--- Input data Enclosed Below ---
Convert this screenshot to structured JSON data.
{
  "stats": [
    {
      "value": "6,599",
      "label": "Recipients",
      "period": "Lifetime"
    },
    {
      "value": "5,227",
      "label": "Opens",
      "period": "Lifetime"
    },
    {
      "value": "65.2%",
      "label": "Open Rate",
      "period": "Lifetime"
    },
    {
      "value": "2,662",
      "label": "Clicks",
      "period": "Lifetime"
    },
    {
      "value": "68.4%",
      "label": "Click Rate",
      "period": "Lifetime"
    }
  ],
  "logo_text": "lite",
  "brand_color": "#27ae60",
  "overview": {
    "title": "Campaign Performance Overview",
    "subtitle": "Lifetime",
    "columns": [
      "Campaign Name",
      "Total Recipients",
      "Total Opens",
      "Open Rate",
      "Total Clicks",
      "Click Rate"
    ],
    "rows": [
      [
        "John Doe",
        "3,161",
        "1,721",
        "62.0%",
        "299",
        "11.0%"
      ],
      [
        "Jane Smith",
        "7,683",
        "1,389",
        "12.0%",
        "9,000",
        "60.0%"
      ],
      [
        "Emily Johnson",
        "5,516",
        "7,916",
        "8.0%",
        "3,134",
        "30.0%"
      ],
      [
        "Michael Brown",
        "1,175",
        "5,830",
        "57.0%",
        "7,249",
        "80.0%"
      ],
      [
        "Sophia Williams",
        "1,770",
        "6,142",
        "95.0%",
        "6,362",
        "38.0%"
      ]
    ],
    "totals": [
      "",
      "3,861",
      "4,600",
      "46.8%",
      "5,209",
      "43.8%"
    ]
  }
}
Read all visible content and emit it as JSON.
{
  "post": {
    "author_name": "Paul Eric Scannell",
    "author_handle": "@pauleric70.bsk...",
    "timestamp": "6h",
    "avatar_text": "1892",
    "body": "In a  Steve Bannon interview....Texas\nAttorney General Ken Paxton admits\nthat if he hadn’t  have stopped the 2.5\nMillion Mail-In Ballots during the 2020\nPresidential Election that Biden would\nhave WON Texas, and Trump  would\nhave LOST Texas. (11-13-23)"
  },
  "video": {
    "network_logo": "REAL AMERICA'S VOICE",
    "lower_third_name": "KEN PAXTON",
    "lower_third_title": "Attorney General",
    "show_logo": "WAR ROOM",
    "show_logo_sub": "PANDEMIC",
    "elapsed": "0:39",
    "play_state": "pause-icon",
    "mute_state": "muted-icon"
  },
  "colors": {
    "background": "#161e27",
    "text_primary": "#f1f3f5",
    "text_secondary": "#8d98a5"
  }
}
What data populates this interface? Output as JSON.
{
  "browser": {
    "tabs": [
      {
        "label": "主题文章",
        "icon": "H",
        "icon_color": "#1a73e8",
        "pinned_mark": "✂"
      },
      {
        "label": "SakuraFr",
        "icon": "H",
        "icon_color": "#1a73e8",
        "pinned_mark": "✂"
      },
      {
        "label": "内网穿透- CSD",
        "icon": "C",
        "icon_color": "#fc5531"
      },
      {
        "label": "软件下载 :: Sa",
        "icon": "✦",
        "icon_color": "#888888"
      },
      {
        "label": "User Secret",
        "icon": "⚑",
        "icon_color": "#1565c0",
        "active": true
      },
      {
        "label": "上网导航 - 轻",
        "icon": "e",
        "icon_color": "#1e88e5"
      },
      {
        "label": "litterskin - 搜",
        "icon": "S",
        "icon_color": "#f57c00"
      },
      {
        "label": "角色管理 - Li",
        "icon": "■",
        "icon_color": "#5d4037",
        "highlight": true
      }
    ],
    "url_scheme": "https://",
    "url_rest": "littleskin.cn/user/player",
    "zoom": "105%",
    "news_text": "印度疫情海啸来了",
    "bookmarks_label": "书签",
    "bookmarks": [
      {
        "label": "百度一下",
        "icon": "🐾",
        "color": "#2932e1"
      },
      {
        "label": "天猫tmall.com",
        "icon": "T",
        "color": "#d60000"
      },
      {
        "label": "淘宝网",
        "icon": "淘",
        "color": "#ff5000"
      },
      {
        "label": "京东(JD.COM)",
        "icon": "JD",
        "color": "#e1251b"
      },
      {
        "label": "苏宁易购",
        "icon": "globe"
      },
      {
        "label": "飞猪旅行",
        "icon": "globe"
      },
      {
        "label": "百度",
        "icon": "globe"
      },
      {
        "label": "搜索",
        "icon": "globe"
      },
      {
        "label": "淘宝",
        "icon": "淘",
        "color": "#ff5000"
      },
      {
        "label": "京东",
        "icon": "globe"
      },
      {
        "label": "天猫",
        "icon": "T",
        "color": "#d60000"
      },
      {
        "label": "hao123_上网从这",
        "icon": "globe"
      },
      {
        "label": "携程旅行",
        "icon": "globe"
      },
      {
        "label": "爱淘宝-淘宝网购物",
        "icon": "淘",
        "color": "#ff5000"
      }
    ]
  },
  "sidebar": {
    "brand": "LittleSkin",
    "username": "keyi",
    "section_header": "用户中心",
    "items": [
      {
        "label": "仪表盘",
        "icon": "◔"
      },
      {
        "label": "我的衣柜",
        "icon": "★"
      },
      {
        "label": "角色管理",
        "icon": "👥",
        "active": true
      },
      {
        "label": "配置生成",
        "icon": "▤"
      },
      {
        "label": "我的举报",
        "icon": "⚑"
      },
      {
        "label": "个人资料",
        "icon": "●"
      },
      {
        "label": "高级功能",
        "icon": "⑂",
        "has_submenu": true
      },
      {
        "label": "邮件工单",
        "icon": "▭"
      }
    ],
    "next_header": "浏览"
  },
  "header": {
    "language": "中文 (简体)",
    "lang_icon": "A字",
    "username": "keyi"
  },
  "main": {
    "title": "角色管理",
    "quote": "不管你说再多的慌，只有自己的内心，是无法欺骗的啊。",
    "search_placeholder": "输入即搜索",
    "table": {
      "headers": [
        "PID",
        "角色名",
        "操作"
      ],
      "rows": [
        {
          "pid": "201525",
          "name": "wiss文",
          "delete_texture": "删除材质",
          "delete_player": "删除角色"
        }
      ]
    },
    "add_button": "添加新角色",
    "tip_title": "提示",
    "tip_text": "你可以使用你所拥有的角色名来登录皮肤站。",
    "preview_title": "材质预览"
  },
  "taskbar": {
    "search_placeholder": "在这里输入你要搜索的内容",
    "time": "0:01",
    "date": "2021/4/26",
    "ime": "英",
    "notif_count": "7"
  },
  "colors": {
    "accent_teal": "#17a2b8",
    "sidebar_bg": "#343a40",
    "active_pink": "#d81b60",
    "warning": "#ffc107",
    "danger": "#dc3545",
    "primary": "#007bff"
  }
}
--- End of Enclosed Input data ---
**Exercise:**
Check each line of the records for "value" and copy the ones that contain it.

**The completed task:**
      "value": "6,599",
      "value": "5,227",
      "value": "65.2%",
      "value": "2,662",
      "value": "68.4%",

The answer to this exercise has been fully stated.